If Japanese food is your guilty pleasure, you‘re easily living in the right place. Davis, despite its distance from any kind of large body of water, has a plethora of Japanese restaurants from buffets to traditional style. However, if you‘re looking for an out of the ordinary Japanese experience, you might want to give Mikuni a try.
Located in the Davis Commons on First Street next to Pluto‘s, Mikuni offers a new take on Japanese food, bringing a cosmopolitan feel that changed the way I thought about Japanese restaurants.
My friend and I went on a Thursday night, and at 5 it was not packed at all.
Out of all my friends, the friend I brought is easily the premier Japanese expert considering the amount of Asian food she consumes.
As you enter Mikuni, you are welcomed by the entire waiting and cooking staff yelling some phrase in Japanese, which I assumed was inviting. They did this with every customer, and despite the numerous times I heard them yell (which got old fast considering the restaurant is quite small) and even asking what it meant, I still could not understand what they said.
The restaurant itself is decorated with a more modern style than any Japanese restaurant that I have been to.

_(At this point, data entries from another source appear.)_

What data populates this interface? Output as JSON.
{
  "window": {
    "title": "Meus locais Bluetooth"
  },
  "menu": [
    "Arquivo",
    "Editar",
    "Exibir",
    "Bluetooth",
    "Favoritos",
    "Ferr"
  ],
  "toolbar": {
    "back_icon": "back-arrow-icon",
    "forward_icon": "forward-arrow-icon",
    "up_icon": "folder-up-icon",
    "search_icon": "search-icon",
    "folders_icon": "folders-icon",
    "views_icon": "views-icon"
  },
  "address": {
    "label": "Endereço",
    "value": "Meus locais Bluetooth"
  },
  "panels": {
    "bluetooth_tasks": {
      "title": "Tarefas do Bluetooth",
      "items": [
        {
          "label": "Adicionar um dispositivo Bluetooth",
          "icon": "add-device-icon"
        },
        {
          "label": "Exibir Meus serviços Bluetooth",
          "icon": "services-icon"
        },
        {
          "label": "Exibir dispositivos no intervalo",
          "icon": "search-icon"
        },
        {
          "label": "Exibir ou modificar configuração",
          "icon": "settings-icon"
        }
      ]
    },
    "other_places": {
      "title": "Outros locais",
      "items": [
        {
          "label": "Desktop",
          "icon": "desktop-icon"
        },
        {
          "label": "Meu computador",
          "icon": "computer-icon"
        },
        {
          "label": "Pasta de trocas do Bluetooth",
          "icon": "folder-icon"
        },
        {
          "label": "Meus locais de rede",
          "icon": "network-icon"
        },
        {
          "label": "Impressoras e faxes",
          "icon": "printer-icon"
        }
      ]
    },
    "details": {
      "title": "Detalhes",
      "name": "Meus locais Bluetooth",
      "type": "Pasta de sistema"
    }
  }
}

Television sets tuned to various sports channels adorned the walls while the opposite wall had traditional Japanese paintings. Despite the size of the restaurant, there were many tables inside and outside, allowing Mikuni to accommodate many customers. With all the commotion from the TVs, music and people, I found it difficult to carry out a conversation.
Unlike other Japanese restaurants, Mikuni has a fully stocked bar. Although neither of us are 21 just yet, it seemed like eight dollars for a specialty drink was a little steep for the average college students. Beers were moderately priced at about four dollars, depending on type.
However, Mikuni does not stray from traditional style in regards to the sushi bar. With only a few seats, patrons can sit and watch their rolls from beginning to creation.
My friend often does not stray from her usual Japanese cuisine; however, she soon realized that Davis Mikuni‘s does not offer Bento boxes. For those of you who are not Japanese savvy, Bento boxes are complete meals the offer a main entrée and two sides.
Disappointed, she instead ordered the Teriyaki salmon for $16 and had to order a side of vegetable tempura, miso soup and white rice for an additional $10, making just her meal a whopping $26. Other Japanese restaurants in Davis provide these side dishes and it is included in the price, and my friend and I agreed that this would be strike one.
I ordered the Japanese Mafia roll, which at $14 was a little over my budget but I figured I would splurge a little bit. Most rolls were between $10 and $12, and Mikuni does provide a wide variety of different rolls.
The Japanese Mafia Roll was a California roll with shrimp, avocado, cream cheese and salmon, covered in two special sauces. For $14, I had pretty high expectations. Mikuni also provides other rolls that are as comically named as they are delicious such as the Marilyn Monroll and the Puff Daddy.
The tempura and miso soup arrived first. For $8, you received eight pieces of tempura with a variety of vegetables, one of each kind offered. The miso soup had an authentic Japanese taste but paled in comparison to other Davis establishments.
My roll arrived next and I waited until my friend received her dinner before eating. It took another seven minutes or so before her salmon arrived and we dug in.
I have to admit that my roll was one of the better rolls I have had in Davis. It was a mix of traditional flavor with an interesting new twist. I have yet to put my finger on what exactly that twist was, but as you can tell, it still lingers on my taste buds.
My friend, however, was not as pleased as I was. Although the portion was fairly large, she said her salmon tasted less like teriyaki and more like fish, which is never a good thing, unless you like that fishiness. She complained it was a little dry and she ate with a little dissatisfaction. I took a bite of her meal as well, and was not impressed either.
When the check arrived (for an incredible $42 without tip), my friend and I deliberated about our experience. We both agreed that as an undergraduate student on a strict budget, Mikuni is probably not the best choice for Japanese food. We also decided that if you are looking for the traditional style Japanese food that most of us all love, Mikuni is again probably not the restaurant for you.
That said, Mikuni does provide a unique take on Japanese cuisine and dining experience. They boast an impressive full bar, and a wide variety of crazy sushi rolls that would take on any courageous adventurer. If you are looking for a night on the town and are willing to spend the money, Mikuni is the place to be.
NICK MARKWITH can be reached at email@example.com.